— TASK OBJECTIVE —
Every line with "RAILING" in it should be copied from the data.

Stored dataset items:
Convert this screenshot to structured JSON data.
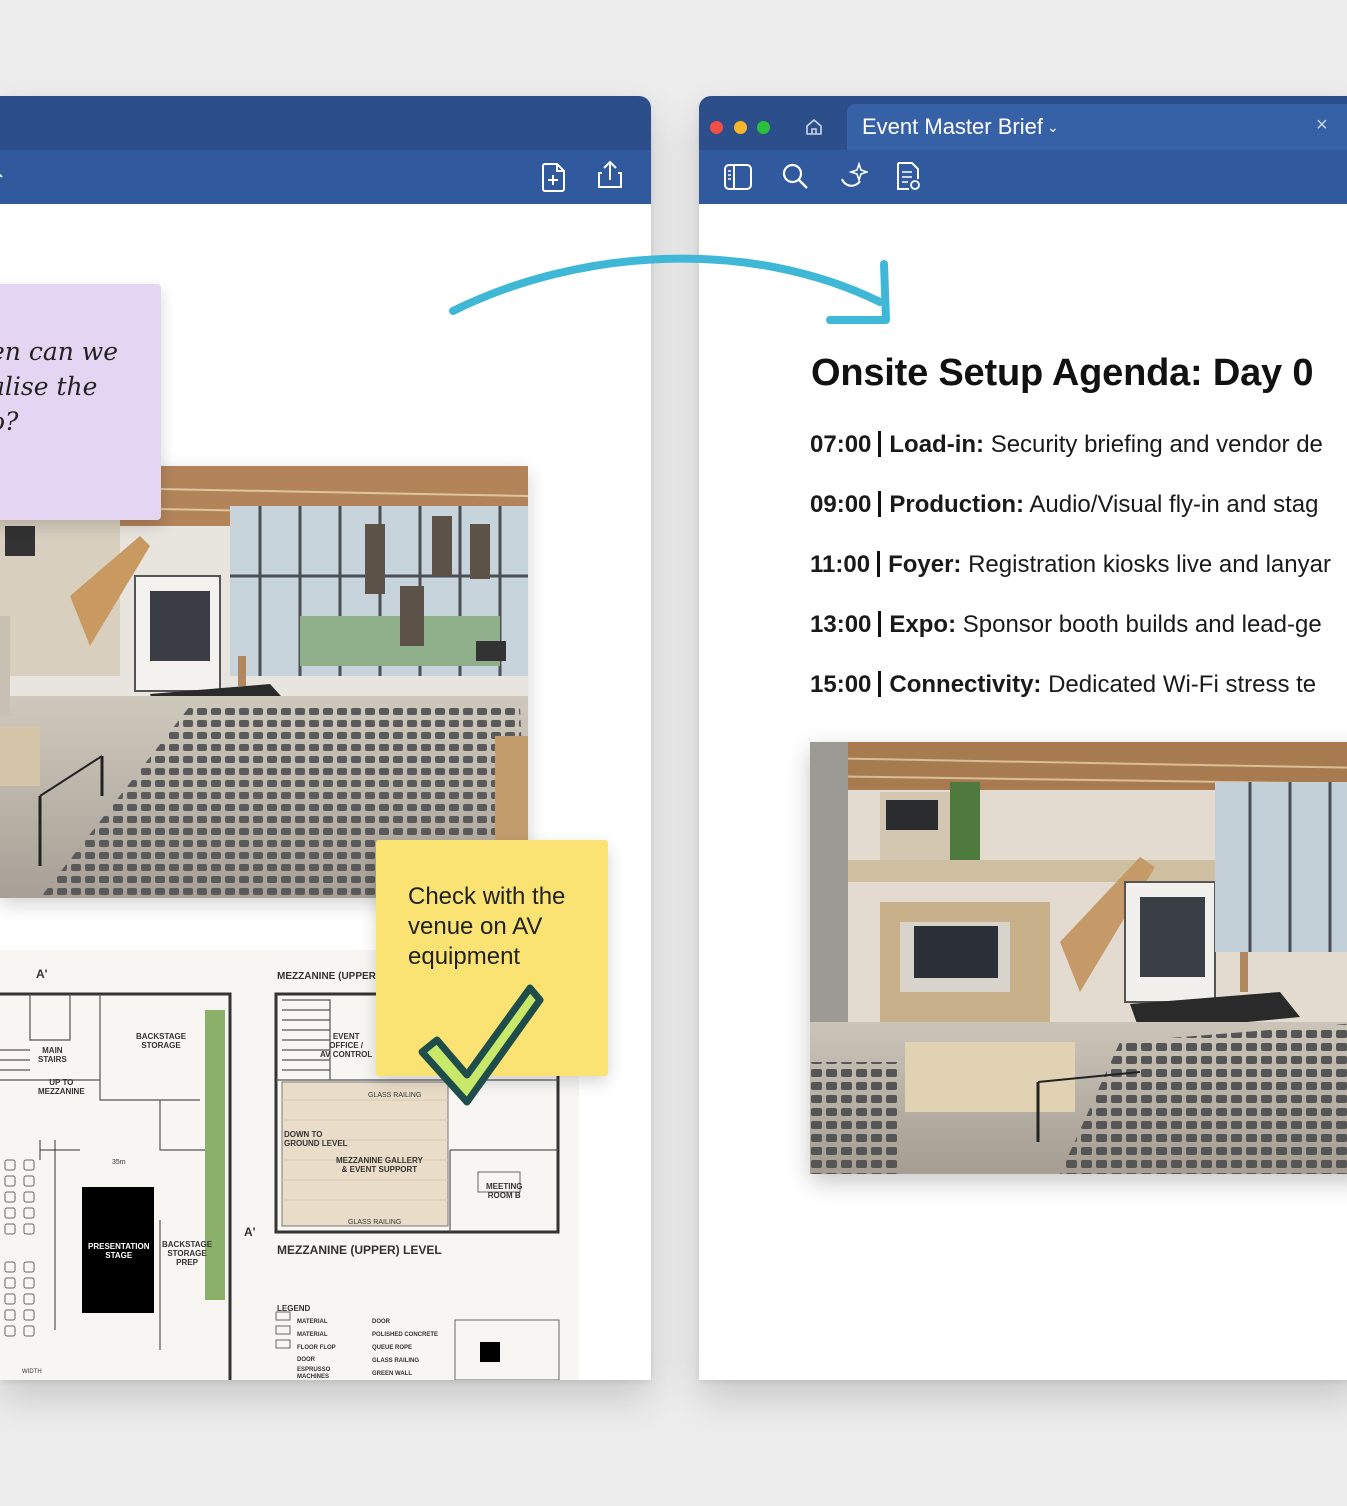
{
  "right_window": {
    "tab_title": "Event Master Brief",
    "tab_chevron": "⌄",
    "close_symbol": "×"
  },
  "left_window": {
    "sticky_note_purple": "en can we\nalise the\no?",
    "sticky_note_yellow": "Check with the venue on AV equipment"
  },
  "document": {
    "title": "Onsite Setup Agenda: Day 0",
    "agenda": [
      {
        "time": "07:00",
        "label": "Load-in:",
        "text": "Security briefing and vendor de"
      },
      {
        "time": "09:00",
        "label": "Production:",
        "text": "Audio/Visual fly-in and stag"
      },
      {
        "time": "11:00",
        "label": "Foyer:",
        "text": "Registration kiosks live and lanyar"
      },
      {
        "time": "13:00",
        "label": "Expo:",
        "text": "Sponsor booth builds and lead-ge"
      },
      {
        "time": "15:00",
        "label": "Connectivity:",
        "text": "Dedicated Wi-Fi stress te"
      }
    ]
  },
  "floorplan": {
    "labels": {
      "section_a": "A'",
      "mezz_header": "MEZZANINE (UPPER",
      "backstage_storage": "BACKSTAGE\nSTORAGE",
      "main_stairs": "MAIN\nSTAIRS",
      "up_to_mezz": "UP TO\nMEZZANINE",
      "event_office": "EVENT\nOFFICE /\nAV CONTROL",
      "glass_railing_top": "GLASS RAILING",
      "down_to_ground": "DOWN TO\nGROUND LEVEL",
      "mezz_gallery": "MEZZANINE GALLERY\n& EVENT SUPPORT",
      "meeting_room": "MEETING\nROOM B",
      "glass_railing_bottom": "GLASS RAILING",
      "dimension": "35m",
      "presentation_stage": "PRESENTATION\nSTAGE",
      "backstage_prep": "BACKSTAGE\nSTORAGE\nPREP",
      "section_a2": "A'",
      "mezz_level": "MEZZANINE (UPPER) LEVEL",
      "legend": "LEGEND",
      "width_label": "WIDTH"
    },
    "legend_items_left": [
      "MATERIAL",
      "MATERIAL",
      "FLOOR FLOP",
      "DOOR",
      "ESPRUSSO\nMACHINES"
    ],
    "legend_items_right": [
      "DOOR",
      "POLISHED CONCRETE",
      "QUEUE ROPE",
      "GLASS RAILING",
      "GREEN WALL"
    ]
  },
  "colors": {
    "titlebar": "#2c4f8c",
    "toolbar": "#315a9e",
    "arrow": "#3fb8d8",
    "sticky_purple": "#e4d5f3",
    "sticky_yellow": "#fbe373",
    "check": "#c8e86a"
  },
  "icons": {
    "left_toolbar": [
      "add-page-icon",
      "share-icon"
    ],
    "right_toolbar": [
      "sidebar-icon",
      "search-icon",
      "ai-sparkle-icon",
      "page-settings-icon"
    ],
    "tab": [
      "home-icon",
      "close-icon"
    ]
  }
}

— RESPONSE TO THIS TASK —
      "glass_railing_top": "GLASS RAILING",
      "glass_railing_bottom": "GLASS RAILING",
      "GLASS RAILING",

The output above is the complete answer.